Already a good answer here, but I try to highlight the problem from a slightly different point of view. When you are going to implement a full retrograde analysis for KBBK, you have to generate all KBBK positions, which are less than 32*32*62*61*2. The "32" is the number of squares for the bishops, the "*2" takes into account which player moves next; and not all 32*32*62*61 theoretical placements of the four pieces are legal (obviously, you can exclude any positions where the kings have a positional distance <2).
For the analysis, take these positions as the vertices of a directed graph, and the edges are the legal transitions from one position to the next (according to the possible moves).
Now, mark the positions where white moves next and the black king could be captured by a white bishop. Technically, capturing the king is not legal according to the classic chess rules, but lets assume for a moment it were legal and call these positions "mate in -1". The "mate in 0" positions then are the vertices in the graph where black moves next, having only "mate in -1" sucessors, and where the black king is already checked (when there are just "mate in -1"-successors, and the black king is not checked, it is a remis situation).

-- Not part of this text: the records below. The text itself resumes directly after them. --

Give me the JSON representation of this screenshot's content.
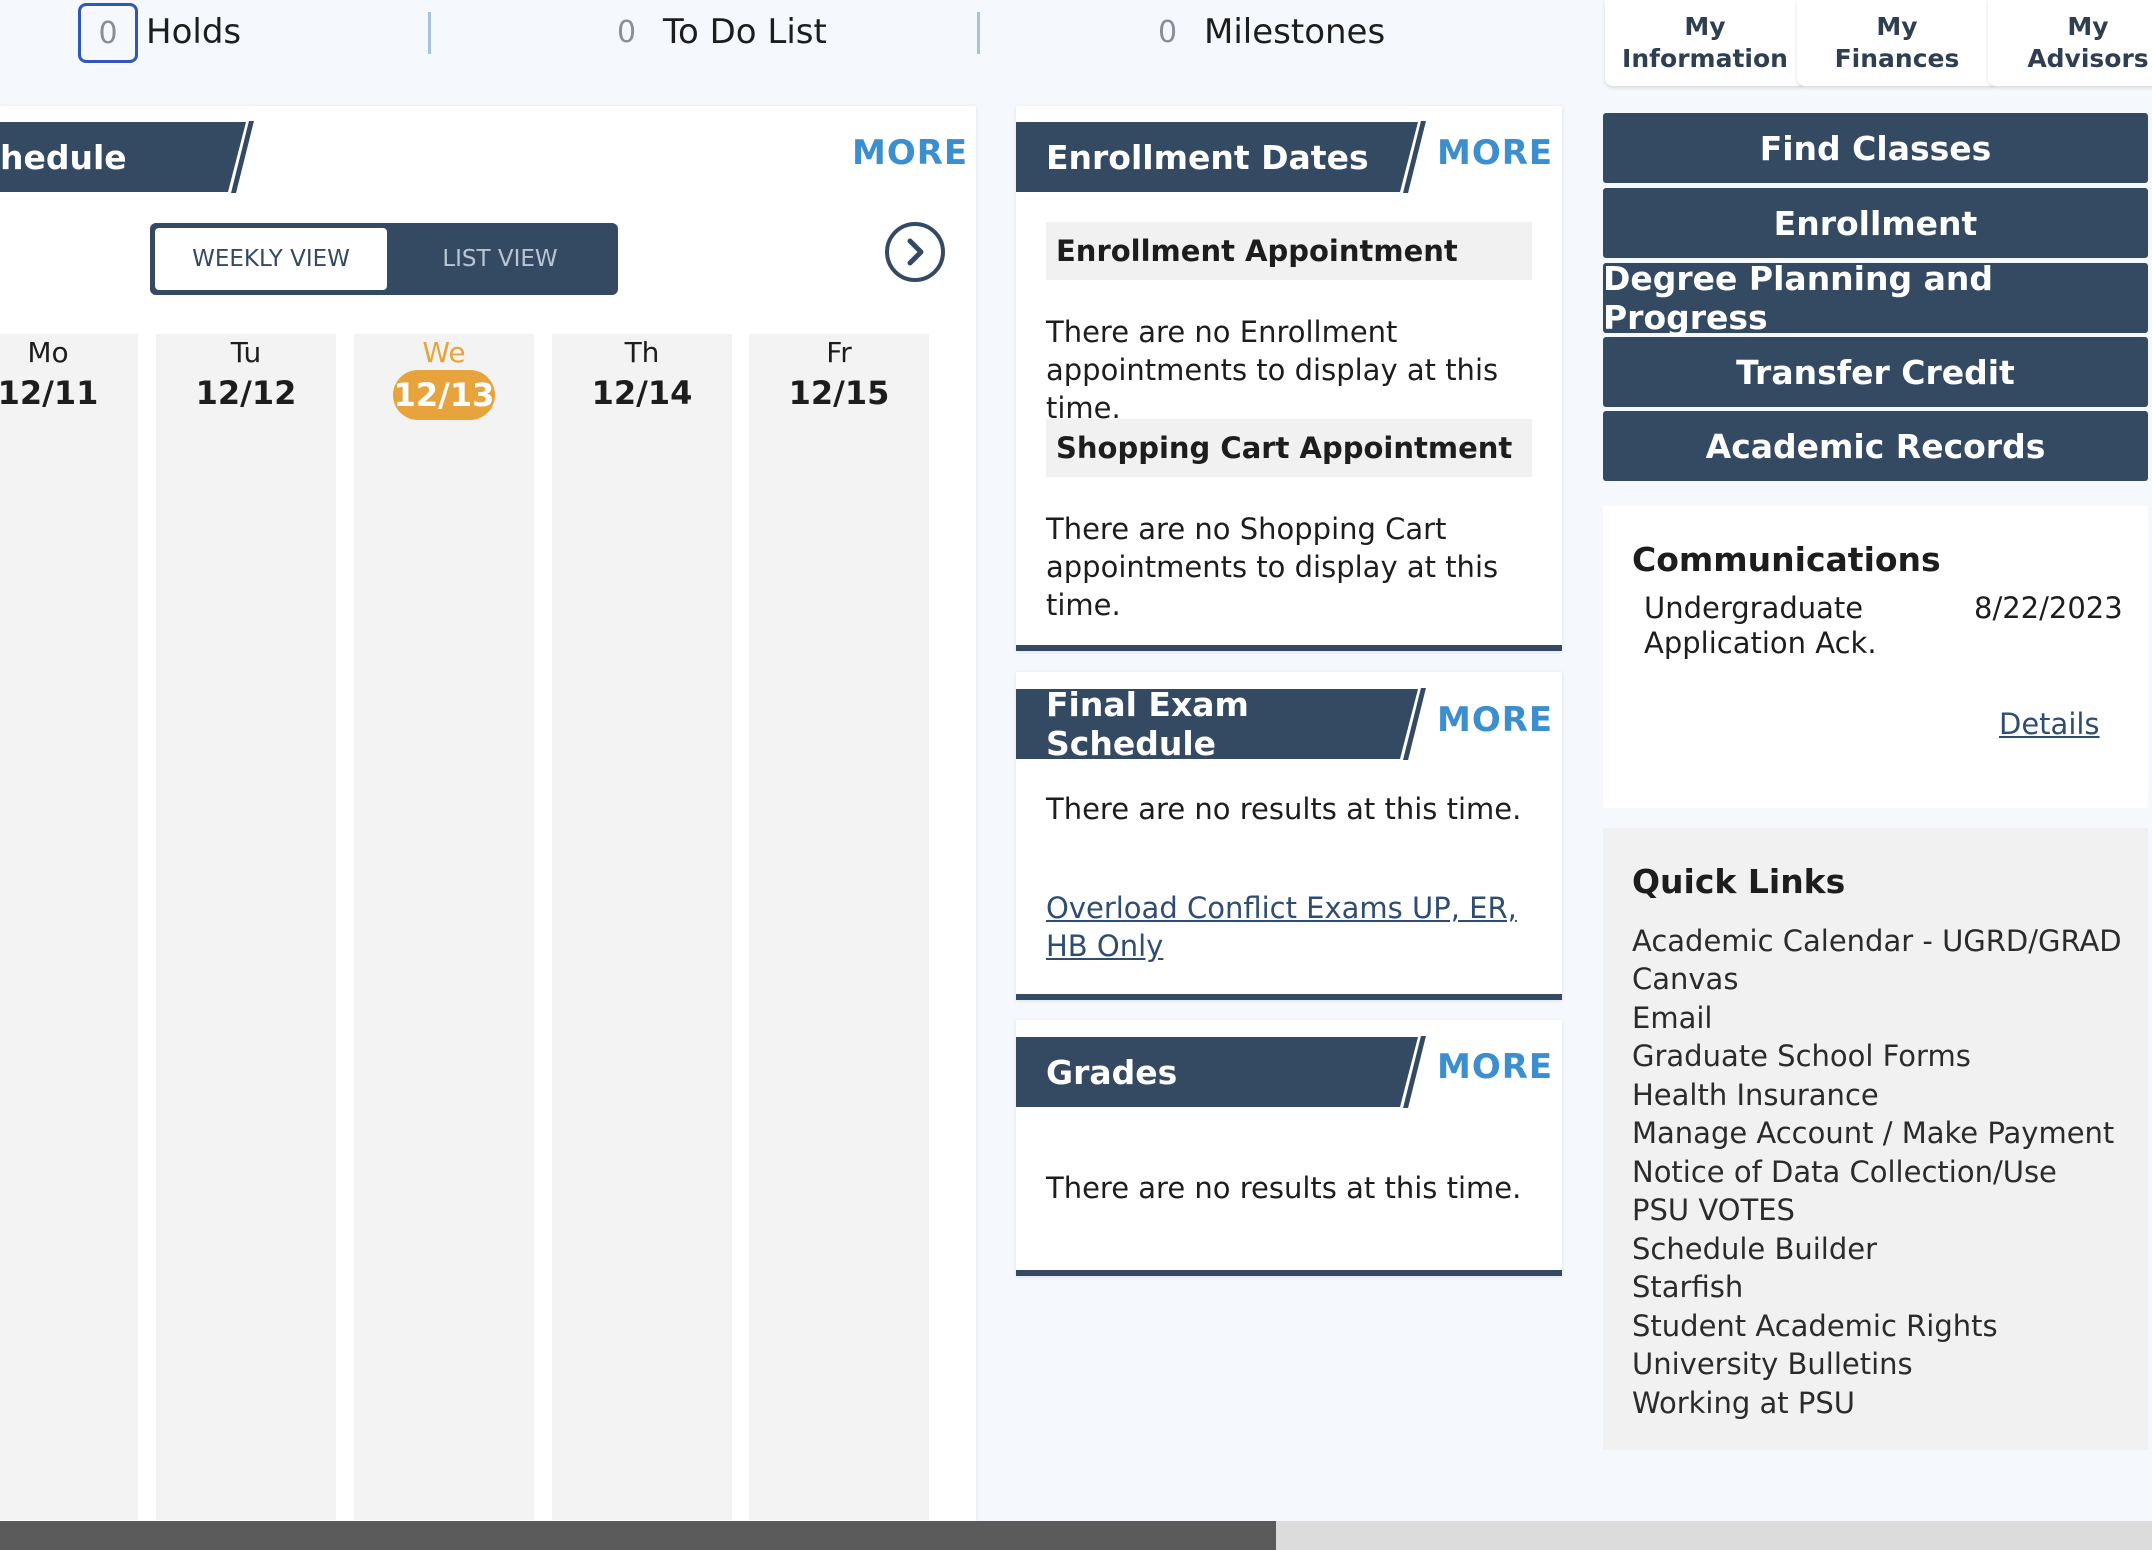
{
  "status": {
    "holds": {
      "count": "0",
      "label": "Holds"
    },
    "todo": {
      "count": "0",
      "label": "To Do List"
    },
    "milestones": {
      "count": "0",
      "label": "Milestones"
    }
  },
  "top_buttons": [
    {
      "label": "My\nInformation"
    },
    {
      "label": "My\nFinances"
    },
    {
      "label": "My\nAdvisors"
    }
  ],
  "schedule": {
    "title": "hedule",
    "more": "MORE",
    "weekly_view": "WEEKLY VIEW",
    "list_view": "LIST VIEW",
    "days": [
      {
        "name": "Mo",
        "date": "12/11"
      },
      {
        "name": "Tu",
        "date": "12/12"
      },
      {
        "name": "We",
        "date": "12/13"
      },
      {
        "name": "Th",
        "date": "12/14"
      },
      {
        "name": "Fr",
        "date": "12/15"
      }
    ]
  },
  "enrollment_dates": {
    "title": "Enrollment Dates",
    "more": "MORE",
    "appointment_heading": "Enrollment Appointment",
    "appointment_text": "There are no Enrollment appointments to display at this time.",
    "cart_heading": "Shopping Cart Appointment",
    "cart_text": "There are no Shopping Cart appointments to display at this time."
  },
  "final_exam": {
    "title": "Final Exam Schedule",
    "more": "MORE",
    "text": "There are no results at this time.",
    "link": "Overload Conflict Exams UP, ER, HB Only"
  },
  "grades": {
    "title": "Grades",
    "more": "MORE",
    "text": "There are no results at this time."
  },
  "nav_menu": [
    {
      "label": "Find Classes"
    },
    {
      "label": "Enrollment"
    },
    {
      "label": "Degree Planning and Progress"
    },
    {
      "label": "Transfer Credit"
    },
    {
      "label": "Academic Records"
    }
  ],
  "communications": {
    "title": "Communications",
    "item": "Undergraduate Application Ack.",
    "date": "8/22/2023",
    "details": "Details"
  },
  "quick_links": {
    "title": "Quick Links",
    "items": [
      "Academic Calendar - UGRD/GRAD",
      "Canvas",
      "Email",
      "Graduate School Forms",
      "Health Insurance",
      "Manage Account / Make Payment",
      "Notice of Data Collection/Use",
      "PSU VOTES",
      "Schedule Builder",
      "Starfish",
      "Student Academic Rights",
      "University Bulletins",
      "Working at PSU"
    ]
  },
  "colors": {
    "navy": "#344a63",
    "accent_blue": "#3c8fcf",
    "today_orange": "#e8a43c"
  }
}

More generally, a position where black moves next is a "mate in x+1", when x is the maximum of all y among the successors in the graph with a "mate in y" position, and there is no remis situation. When black moves next and there is at least one remis position amoung the successors, the current position is a remis situation, too. A position where white moves next is a "mate in x+1", when x is the minimum of all y among the successors with a "mate in y" position (regardless of remis positions). When white moves next, a position is only a remis position when all successors are remis positions, too.
So "mate in 0" positions can be simply identified by applying the first step of your retrograde analysis.